Modulation of intracellular dopamine signaling by aripiprazole may cause malocclusion as an extrapyramidal symptom
Aripiprazole, a dopamine partial agonist, is one of the most widely prescribed atypical antipsychotics and its use in children and adolescents has become common. However, due to its favorable side effect profile, its potential for inducing extrapyramidal symptoms (EPS) in children and adolescents has been neglected. Recently, we reported an adolescent female suffering from aripiprazole-induced EPS called open bite. Open bite is a type of malocclusion in which the upper and lower teeth do not touch when the mouth is completely closed, leaving a gap between the upper and lower teeth (Fig. 1). If open bite is not treated, it can result in speech disorders such as lisp, increased wear of the back teeth, and physical complaints such as stiff shoulders and headaches. In the patient we reported, aripiprazole was discontinued and the open bite resolved.
Coustals et al. warn that while aripiprazole is effective for psychiatric disorders in children and adolescents, EPS appears along with weight gain and drowsiness (J Child Adolesc Psychopharmacol 2021;31(1):4-32.) Bernagie et al. found a 17.1% incidence of EPS in a meta-analysis of aripiprazole treatment in children and adolescents, significantly higher than placebo (CNS Drugs 2016;30(9):807-18). Varela et al. found that aripiprazole treatment increased D2 receptor expression and sustained amphetamine-induced behavioral changes in juvenile rats, indicating that aripiprazole may act as a potent D2-blocker in the immature brain stage (J Psychopharmacol 2014;28(4):376-86). Dopamine partial agonists, as well as complete blockers, should also be noted in EPS.
The exact mechanism by which partial agonists cause EPS is not known, but we believe that aripiprazole reduces intracellular dopamine signaling at the molecular level. When the receptor and ligand interact, the receptor conformation is changed. When an antagonist is attached to the receptor, it assumes an antagonist conformation and intracellular signaling does not occur. On the other hand, when an agonist is attached, the receptor assumes an agonist conformation and intracellular signal transduction begins. The most important difference between complete blockers and partial agonists is that partial agonists initiate intracellular signaling. Dopamine D2 receptors are one of the G protein-coupled receptors (GPCRs). Binding of a full agonist to the dopamine D2 receptor results in a conformational change in the α-subunit (Gα), releasing GDP and instead binding GTP, which becomes the active form and transmits dopamine signaling. Partial agonists result in weaker signaling, with Gα dissociation being lower than that of dopamine. At the same time, the GPCR is phosphorylated and β-arrestin attaches, generating β-arrestin signaling. The GPCR is then coated with clathrin, moves into the cytoplasm, and internalizes, resulting in desensitization. Desensitization is a phenomenon in which intracellular signaling by agonists is attenuated from the initial response. Attachment of dopamine partial agonists to GPCRs may weaken dopamine signaling in the G protein pathway and desensitize GPCRs in the β-arrestin pathway, resulting in decreased intracellular dopamine signaling (Fig. 2).

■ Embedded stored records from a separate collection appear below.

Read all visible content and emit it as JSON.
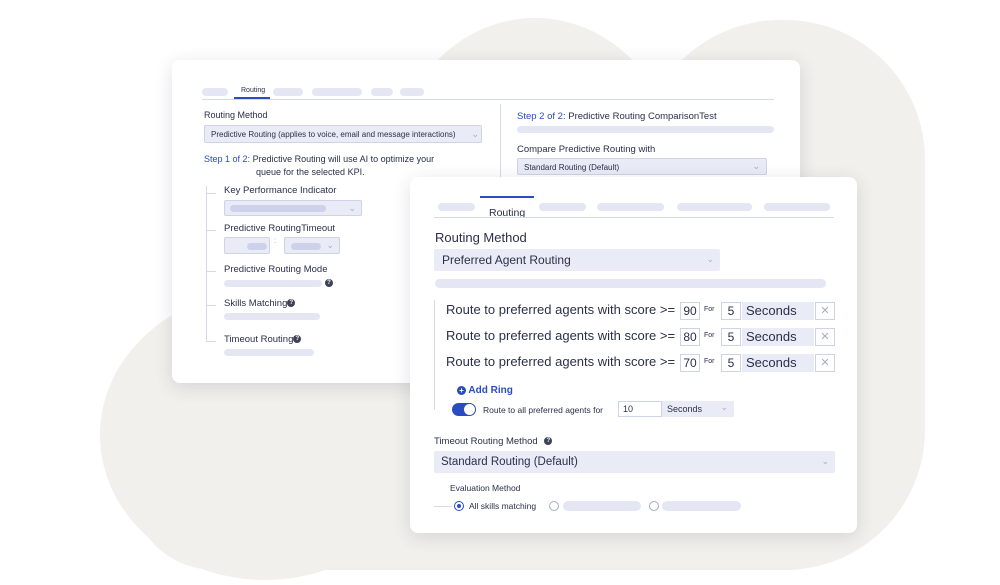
{
  "back_panel": {
    "tab_active": "Routing",
    "routing_method_label": "Routing Method",
    "routing_method_value": "Predictive Routing (applies to voice, email and message interactions)",
    "step1_prefix": "Step 1 of 2:",
    "step1_text": "Predictive Routing will use AI to optimize your",
    "step1_text2": "queue for the selected KPI.",
    "kpi_label": "Key Performance Indicator",
    "timeout_label": "Predictive RoutingTimeout",
    "mode_label": "Predictive Routing Mode",
    "skills_label": "Skills Matching",
    "timeout_routing_label": "Timeout Routing",
    "step2_prefix": "Step 2 of 2:",
    "step2_text": "Predictive Routing ComparisonTest",
    "compare_label": "Compare Predictive Routing with",
    "compare_value": "Standard Routing (Default)"
  },
  "front_panel": {
    "tab_active": "Routing",
    "routing_method_label": "Routing Method",
    "routing_method_value": "Preferred Agent Routing",
    "rings": [
      {
        "label": "Route to preferred agents with score >=",
        "score": "90",
        "for_label": "For",
        "duration": "5",
        "unit": "Seconds"
      },
      {
        "label": "Route to preferred agents with score >=",
        "score": "80",
        "for_label": "For",
        "duration": "5",
        "unit": "Seconds"
      },
      {
        "label": "Route to preferred agents with score >=",
        "score": "70",
        "for_label": "For",
        "duration": "5",
        "unit": "Seconds"
      }
    ],
    "add_ring": "Add Ring",
    "route_all_label": "Route to all preferred agents for",
    "route_all_value": "10",
    "route_all_unit": "Seconds",
    "timeout_method_label": "Timeout Routing Method",
    "timeout_method_value": "Standard Routing (Default)",
    "evaluation_label": "Evaluation Method",
    "evaluation_option_selected": "All skills matching"
  },
  "colors": {
    "accent": "#2a4cc2",
    "placeholder": "#e4e6f3",
    "background_blob": "#f1f0ec"
  },
  "icons": [
    "chevron-down-icon",
    "help-icon",
    "close-icon",
    "plus-circle-icon",
    "toggle-icon",
    "radio-icon"
  ]
}
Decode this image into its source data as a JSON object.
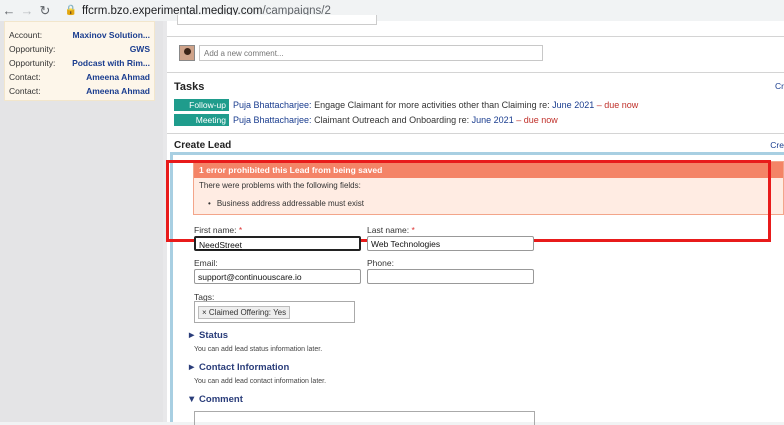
{
  "browser": {
    "back": "←",
    "forward": "→",
    "reload": "↻",
    "url_host": "ffcrm.bzo.experimental.medigy.com",
    "url_path": "/campaigns/2"
  },
  "sidebar": {
    "rows": [
      {
        "key": "Account:",
        "value": "Maxinov Solution..."
      },
      {
        "key": "Opportunity:",
        "value": "GWS"
      },
      {
        "key": "Opportunity:",
        "value": "Podcast with Rim..."
      },
      {
        "key": "Contact:",
        "value": "Ameena Ahmad"
      },
      {
        "key": "Contact:",
        "value": "Ameena Ahmad"
      }
    ]
  },
  "comment": {
    "placeholder": "Add a new comment..."
  },
  "tasks": {
    "title": "Tasks",
    "right_link": "Cr",
    "items": [
      {
        "badge": "Follow-up",
        "owner": "Puja Bhattacharjee:",
        "text": " Engage Claimant for more activities other than Claiming re: ",
        "link": "June 2021",
        "due": " – due now"
      },
      {
        "badge": "Meeting",
        "owner": "Puja Bhattacharjee:",
        "text": " Claimant Outreach and Onboarding re: ",
        "link": "June 2021",
        "due": " – due now"
      }
    ]
  },
  "create_lead": {
    "title": "Create Lead",
    "right_link": "Cre",
    "error": {
      "header": "1 error prohibited this Lead from being saved",
      "intro": "There were problems with the following fields:",
      "items": [
        "Business address addressable must exist"
      ]
    },
    "fields": {
      "first_name": {
        "label": "First name:",
        "required": "*",
        "value": "NeedStreet"
      },
      "last_name": {
        "label": "Last name:",
        "required": "*",
        "value": "Web Technologies"
      },
      "email": {
        "label": "Email:",
        "value": "support@continuouscare.io"
      },
      "phone": {
        "label": "Phone:",
        "value": ""
      },
      "tags": {
        "label": "Tags:",
        "chip": "× Claimed Offering: Yes"
      }
    },
    "sections": [
      {
        "arrow": "►",
        "title": "Status",
        "sub": "You can add lead status information later."
      },
      {
        "arrow": "►",
        "title": "Contact Information",
        "sub": "You can add lead contact information later."
      },
      {
        "arrow": "▼",
        "title": "Comment",
        "sub": ""
      }
    ]
  }
}
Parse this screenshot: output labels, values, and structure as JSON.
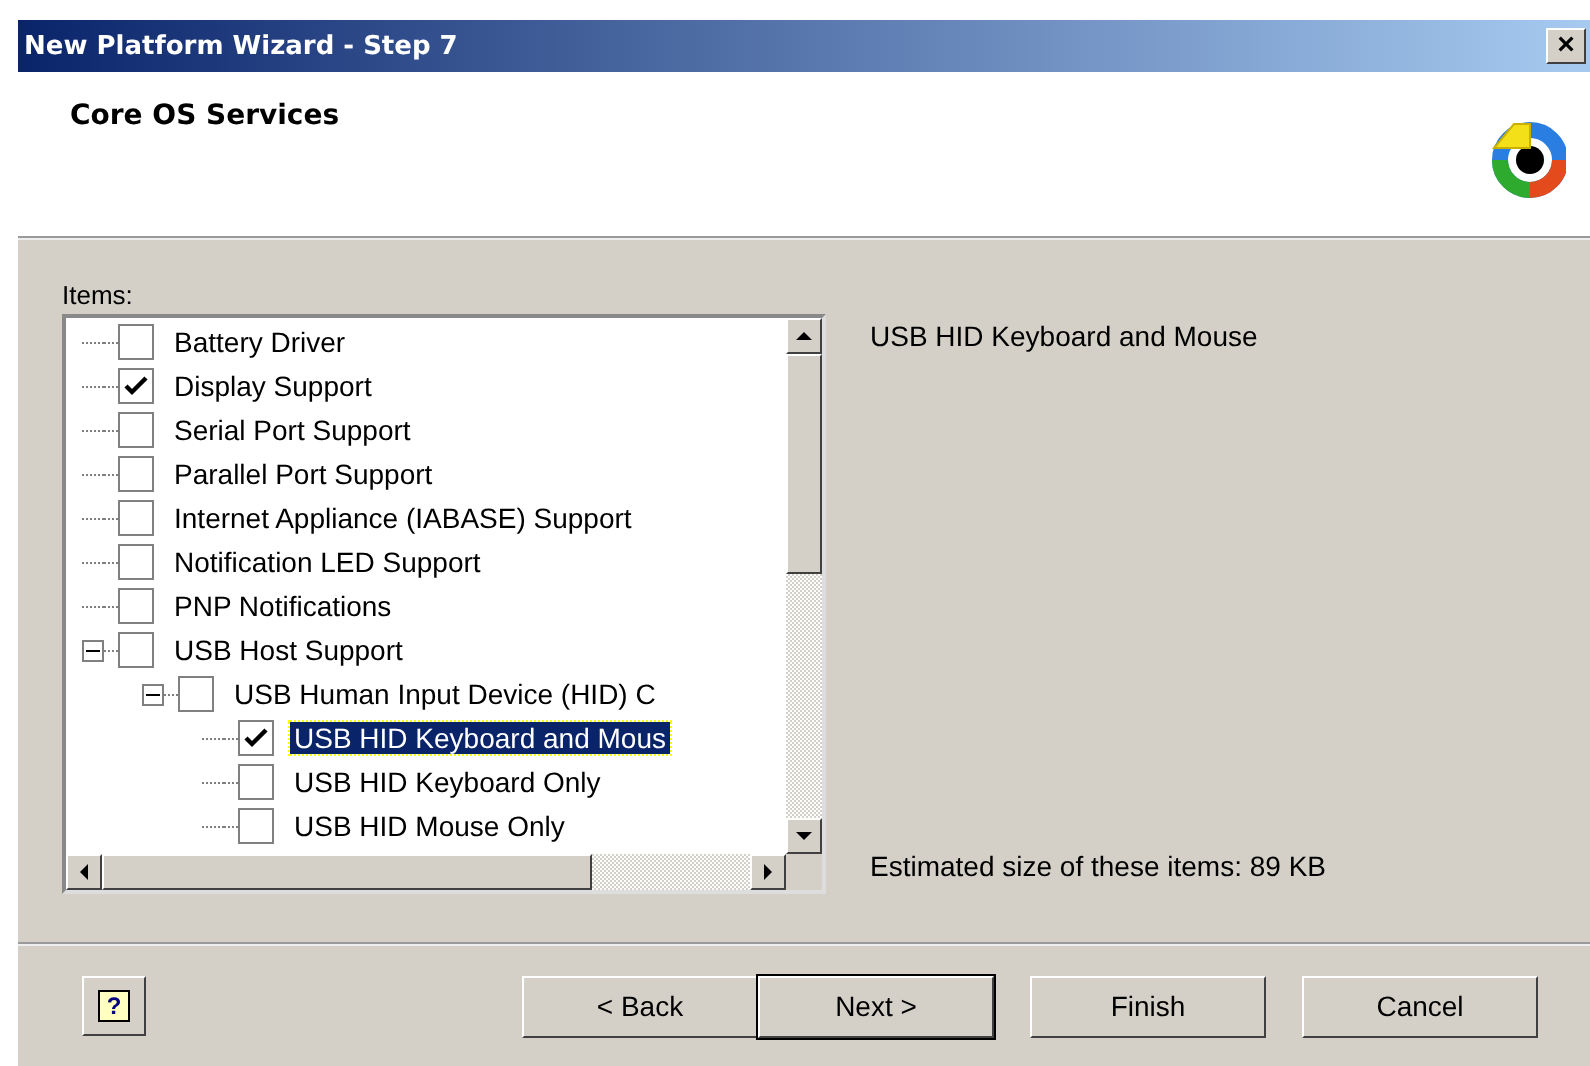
{
  "window": {
    "title": "New Platform Wizard - Step 7",
    "close": "×"
  },
  "header": {
    "title": "Core OS Services"
  },
  "items_label": "Items:",
  "tree": [
    {
      "label": "Battery Driver",
      "checked": false,
      "selected": false
    },
    {
      "label": "Display Support",
      "checked": true,
      "selected": false
    },
    {
      "label": "Serial Port Support",
      "checked": false,
      "selected": false
    },
    {
      "label": "Parallel Port Support",
      "checked": false,
      "selected": false
    },
    {
      "label": "Internet Appliance (IABASE) Support",
      "checked": false,
      "selected": false
    },
    {
      "label": "Notification LED Support",
      "checked": false,
      "selected": false
    },
    {
      "label": "PNP Notifications",
      "checked": false,
      "selected": false
    },
    {
      "label": "USB Host Support",
      "checked": false,
      "selected": false,
      "expanded": true,
      "children": [
        {
          "label": "USB Human Input Device (HID) C",
          "checked": false,
          "selected": false,
          "expanded": true,
          "children": [
            {
              "label": "USB HID Keyboard and Mous",
              "checked": true,
              "selected": true
            },
            {
              "label": "USB HID Keyboard Only",
              "checked": false,
              "selected": false
            },
            {
              "label": "USB HID Mouse Only",
              "checked": false,
              "selected": false
            }
          ]
        }
      ]
    }
  ],
  "description": "USB HID Keyboard and Mouse",
  "estimated_size": "Estimated size of these items: 89 KB",
  "help_button": "?",
  "buttons": [
    {
      "label": "< Back",
      "default": false
    },
    {
      "label": "Next >",
      "default": true
    },
    {
      "label": "Finish",
      "default": false
    },
    {
      "label": "Cancel",
      "default": false
    }
  ]
}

Open bite implies that aripiprazole can induce EPS unexpectedly in adolescents. We speculate that there may be differences in the development of these systems in adults and children, and that EPS is more likely to occur in children and adolescents. When aripiprazole is administered to children and adolescents, especially for the first time, the emergence of any type of EPS should be carefully monitored. Future research is needed to determine how partial agonists alter dopamine signaling in the cortico-basal ganglia loop in children and adolescents to prevent EPS in the oral-facial region.
Satoko Sumi1, Takahiko Nagamine2,3, Koji Sumi4, Reona Aijima5, Kyoko Oka1, Akira Toyofuku3
1Section of Pediatric Dentistry, Department of Oral Growth and Development, Fukuoka Dental College, Fukuoka, Japan.
2Sunlight Brain Research Center, Hofu, Japan.
3Department of Psychosomatic Dentistry, Graduate School of Medical and Dental Sciences, Tokyo Medical and Dental University, Tokyo, Japan.
4Sumi Orthodontic Clinic, Saga, Japan.
5Department of Oral and Maxillofacial Surgery, Faculty of Medicine, Saga University, Saga, Japan.
Case report: Open bite as an extrapyramidal side effect with aripiprazole, a dopamine partial agonist
Sumi S, Nagamine T, Sumi K, Aijima R, Oka K, Toyofuku A.
Front Psychiatry. 2022 Sep 6